The Trojan Horses: Creationism and Intelligent Design, and What They Mean for Science
This paper examines the threat to science from organized pseudoscience. It is easy to show that the general public's understanding of science is very poor. Therefore, determined people can advocate 'alternatives' to science which appear plausible to non-scientists. With skilful marketing, large sections of the public can be convinced that these alternatives should be taught in schools and universities, and that they merit funding for further research. The examples of creation science and intelligent design are considered. In both cases, the aim of these pseudo-sciences is to fundamentally alter the nature of science. Backed by large resources and vast numbers of supporters, it is suggested that movements like this can endanger science teaching and, eventually, the conduct of science itself. It is suggested that every scientist should be aware of the claims of these pseudo-sciences, and be in a position to offer basic refutations.
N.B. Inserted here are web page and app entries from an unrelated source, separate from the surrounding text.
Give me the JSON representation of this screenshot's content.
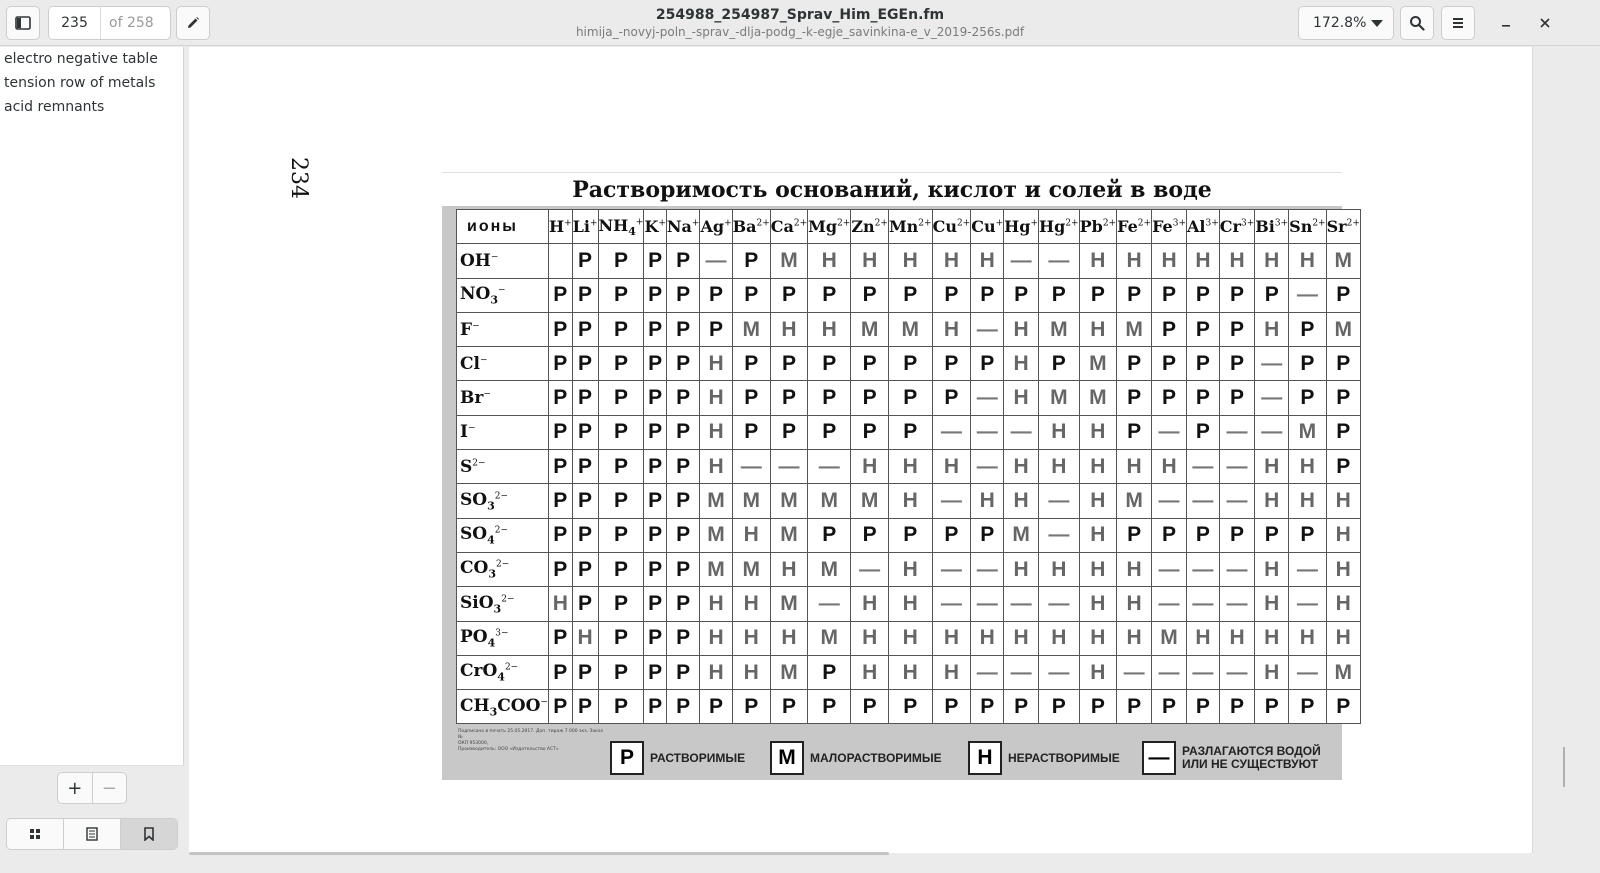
{
  "header": {
    "page_current": "235",
    "page_of": "of 258",
    "title": "254988_254987_Sprav_Him_EGEn.fm",
    "subtitle": "himija_-novyj-poln_-sprav_-dlja-podg_-k-egje_savinkina-e_v_2019-256s.pdf",
    "zoom": "172.8%"
  },
  "sidebar": {
    "bookmarks": [
      "electro negative table",
      "tension row of metals",
      "acid remnants"
    ]
  },
  "document": {
    "page_number": "234",
    "table_title": "Растворимость оснований, кислот и солей в воде",
    "corner_label": "ионы",
    "cations": [
      {
        "base": "H",
        "ch": "+"
      },
      {
        "base": "Li",
        "ch": "+"
      },
      {
        "base": "NH",
        "sub": "4",
        "ch": "+"
      },
      {
        "base": "K",
        "ch": "+"
      },
      {
        "base": "Na",
        "ch": "+"
      },
      {
        "base": "Ag",
        "ch": "+"
      },
      {
        "base": "Ba",
        "ch": "2+"
      },
      {
        "base": "Ca",
        "ch": "2+"
      },
      {
        "base": "Mg",
        "ch": "2+"
      },
      {
        "base": "Zn",
        "ch": "2+"
      },
      {
        "base": "Mn",
        "ch": "2+"
      },
      {
        "base": "Cu",
        "ch": "2+"
      },
      {
        "base": "Cu",
        "ch": "+"
      },
      {
        "base": "Hg",
        "ch": "+"
      },
      {
        "base": "Hg",
        "ch": "2+"
      },
      {
        "base": "Pb",
        "ch": "2+"
      },
      {
        "base": "Fe",
        "ch": "2+"
      },
      {
        "base": "Fe",
        "ch": "3+"
      },
      {
        "base": "Al",
        "ch": "3+"
      },
      {
        "base": "Cr",
        "ch": "3+"
      },
      {
        "base": "Bi",
        "ch": "3+"
      },
      {
        "base": "Sn",
        "ch": "2+"
      },
      {
        "base": "Sr",
        "ch": "2+"
      }
    ],
    "anions": [
      {
        "base": "OH",
        "ch": "−",
        "cells": [
          "",
          "Р",
          "Р",
          "Р",
          "Р",
          "—",
          "Р",
          "М",
          "Н",
          "Н",
          "Н",
          "Н",
          "Н",
          "—",
          "—",
          "Н",
          "Н",
          "Н",
          "Н",
          "Н",
          "Н",
          "Н",
          "М"
        ]
      },
      {
        "base": "NO",
        "sub": "3",
        "ch": "−",
        "cells": [
          "Р",
          "Р",
          "Р",
          "Р",
          "Р",
          "Р",
          "Р",
          "Р",
          "Р",
          "Р",
          "Р",
          "Р",
          "Р",
          "Р",
          "Р",
          "Р",
          "Р",
          "Р",
          "Р",
          "Р",
          "Р",
          "—",
          "Р"
        ]
      },
      {
        "base": "F",
        "ch": "−",
        "cells": [
          "Р",
          "Р",
          "Р",
          "Р",
          "Р",
          "Р",
          "М",
          "Н",
          "Н",
          "М",
          "М",
          "Н",
          "—",
          "Н",
          "М",
          "Н",
          "М",
          "Р",
          "Р",
          "Р",
          "Н",
          "Р",
          "М"
        ]
      },
      {
        "base": "Cl",
        "ch": "−",
        "cells": [
          "Р",
          "Р",
          "Р",
          "Р",
          "Р",
          "Н",
          "Р",
          "Р",
          "Р",
          "Р",
          "Р",
          "Р",
          "Р",
          "Н",
          "Р",
          "М",
          "Р",
          "Р",
          "Р",
          "Р",
          "—",
          "Р",
          "Р"
        ]
      },
      {
        "base": "Br",
        "ch": "−",
        "cells": [
          "Р",
          "Р",
          "Р",
          "Р",
          "Р",
          "Н",
          "Р",
          "Р",
          "Р",
          "Р",
          "Р",
          "Р",
          "—",
          "Н",
          "М",
          "М",
          "Р",
          "Р",
          "Р",
          "Р",
          "—",
          "Р",
          "Р"
        ]
      },
      {
        "base": "I",
        "ch": "−",
        "cells": [
          "Р",
          "Р",
          "Р",
          "Р",
          "Р",
          "Н",
          "Р",
          "Р",
          "Р",
          "Р",
          "Р",
          "—",
          "—",
          "—",
          "Н",
          "Н",
          "Р",
          "—",
          "Р",
          "—",
          "—",
          "М",
          "Р"
        ]
      },
      {
        "base": "S",
        "ch": "2−",
        "cells": [
          "Р",
          "Р",
          "Р",
          "Р",
          "Р",
          "Н",
          "—",
          "—",
          "—",
          "Н",
          "Н",
          "Н",
          "—",
          "Н",
          "Н",
          "Н",
          "Н",
          "Н",
          "—",
          "—",
          "Н",
          "Н",
          "Р"
        ]
      },
      {
        "base": "SO",
        "sub": "3",
        "ch": "2−",
        "cells": [
          "Р",
          "Р",
          "Р",
          "Р",
          "Р",
          "М",
          "М",
          "М",
          "М",
          "М",
          "Н",
          "—",
          "Н",
          "Н",
          "—",
          "Н",
          "М",
          "—",
          "—",
          "—",
          "Н",
          "Н",
          "Н"
        ]
      },
      {
        "base": "SO",
        "sub": "4",
        "ch": "2−",
        "cells": [
          "Р",
          "Р",
          "Р",
          "Р",
          "Р",
          "М",
          "Н",
          "М",
          "Р",
          "Р",
          "Р",
          "Р",
          "Р",
          "М",
          "—",
          "Н",
          "Р",
          "Р",
          "Р",
          "Р",
          "Р",
          "Р",
          "Н"
        ]
      },
      {
        "base": "CO",
        "sub": "3",
        "ch": "2−",
        "cells": [
          "Р",
          "Р",
          "Р",
          "Р",
          "Р",
          "М",
          "М",
          "Н",
          "М",
          "—",
          "Н",
          "—",
          "—",
          "Н",
          "Н",
          "Н",
          "Н",
          "—",
          "—",
          "—",
          "Н",
          "—",
          "Н"
        ]
      },
      {
        "base": "SiO",
        "sub": "3",
        "ch": "2−",
        "cells": [
          "Н",
          "Р",
          "Р",
          "Р",
          "Р",
          "Н",
          "Н",
          "М",
          "—",
          "Н",
          "Н",
          "—",
          "—",
          "—",
          "—",
          "Н",
          "Н",
          "—",
          "—",
          "—",
          "Н",
          "—",
          "Н"
        ]
      },
      {
        "base": "PO",
        "sub": "4",
        "ch": "3−",
        "cells": [
          "Р",
          "Н",
          "Р",
          "Р",
          "Р",
          "Н",
          "Н",
          "Н",
          "М",
          "Н",
          "Н",
          "Н",
          "Н",
          "Н",
          "Н",
          "Н",
          "Н",
          "М",
          "Н",
          "Н",
          "Н",
          "Н",
          "Н"
        ]
      },
      {
        "base": "CrO",
        "sub": "4",
        "ch": "2−",
        "cells": [
          "Р",
          "Р",
          "Р",
          "Р",
          "Р",
          "Н",
          "Н",
          "М",
          "Р",
          "Н",
          "Н",
          "Н",
          "—",
          "—",
          "—",
          "Н",
          "—",
          "—",
          "—",
          "—",
          "Н",
          "—",
          "М"
        ]
      },
      {
        "base": "CH",
        "sub": "3",
        "tail": "COO",
        "ch": "−",
        "cells": [
          "Р",
          "Р",
          "Р",
          "Р",
          "Р",
          "Р",
          "Р",
          "Р",
          "Р",
          "Р",
          "Р",
          "Р",
          "Р",
          "Р",
          "Р",
          "Р",
          "Р",
          "Р",
          "Р",
          "Р",
          "Р",
          "Р",
          "Р"
        ]
      }
    ],
    "fine_print": [
      "Подписано в печать 25.05.2017. Доп. тираж 7 000 экз. Заказ №",
      "ОКП 953000,",
      "Производитель: ООО «Издательство АСТ»"
    ],
    "legend": [
      {
        "symbol": "Р",
        "text": "РАСТВОРИМЫЕ"
      },
      {
        "symbol": "М",
        "text": "МАЛОРАСТВОРИМЫЕ"
      },
      {
        "symbol": "Н",
        "text": "НЕРАСТВОРИМЫЕ"
      },
      {
        "symbol": "—",
        "text": "РАЗЛАГАЮТСЯ ВОДОЙ ИЛИ НЕ СУЩЕСТВУЮТ"
      }
    ]
  }
}
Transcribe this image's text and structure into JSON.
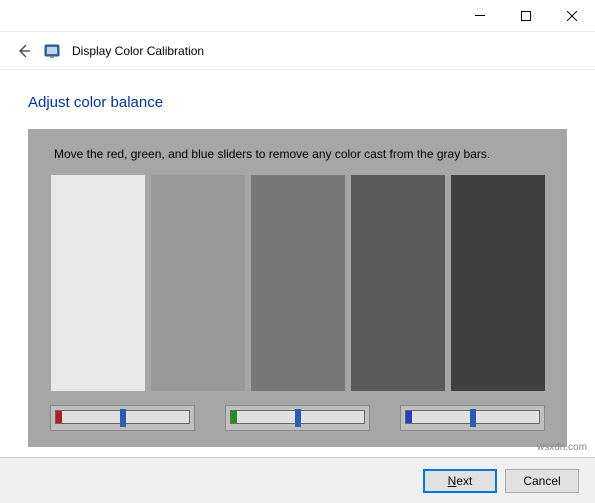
{
  "window": {
    "title": "Display Color Calibration"
  },
  "heading": "Adjust color balance",
  "instruction": "Move the red, green, and blue sliders to remove any color cast from the gray bars.",
  "bars": [
    {
      "color": "#e8e8e8"
    },
    {
      "color": "#989898"
    },
    {
      "color": "#787878"
    },
    {
      "color": "#5a5a5a"
    },
    {
      "color": "#404040"
    }
  ],
  "sliders": {
    "red": {
      "accent": "#b02020",
      "value": 50
    },
    "green": {
      "accent": "#209020",
      "value": 50
    },
    "blue": {
      "accent": "#2040c0",
      "value": 50
    }
  },
  "buttons": {
    "next": "Next",
    "cancel": "Cancel"
  },
  "watermark": "wsxdn.com"
}
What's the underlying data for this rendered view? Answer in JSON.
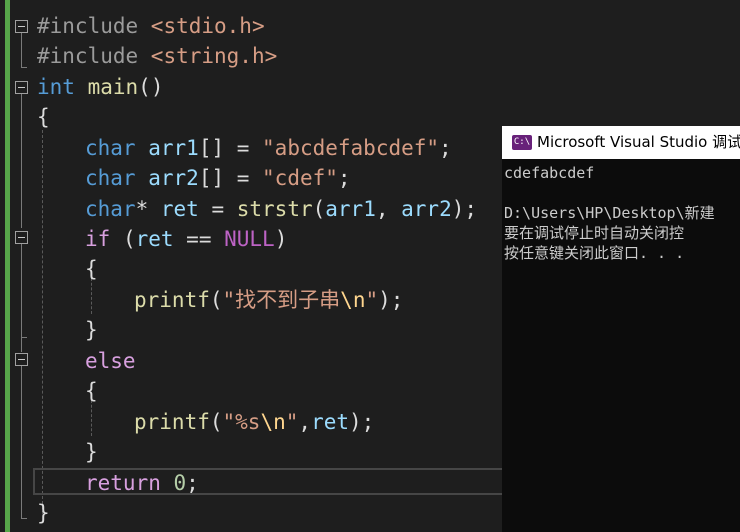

In addition, it is necessary that specialists in the analysis and refutation of the pseudo-scientific claims should be available to offer further support.
Science under Siege: Zoology under threat
Studies in Human Society not elsewhere classified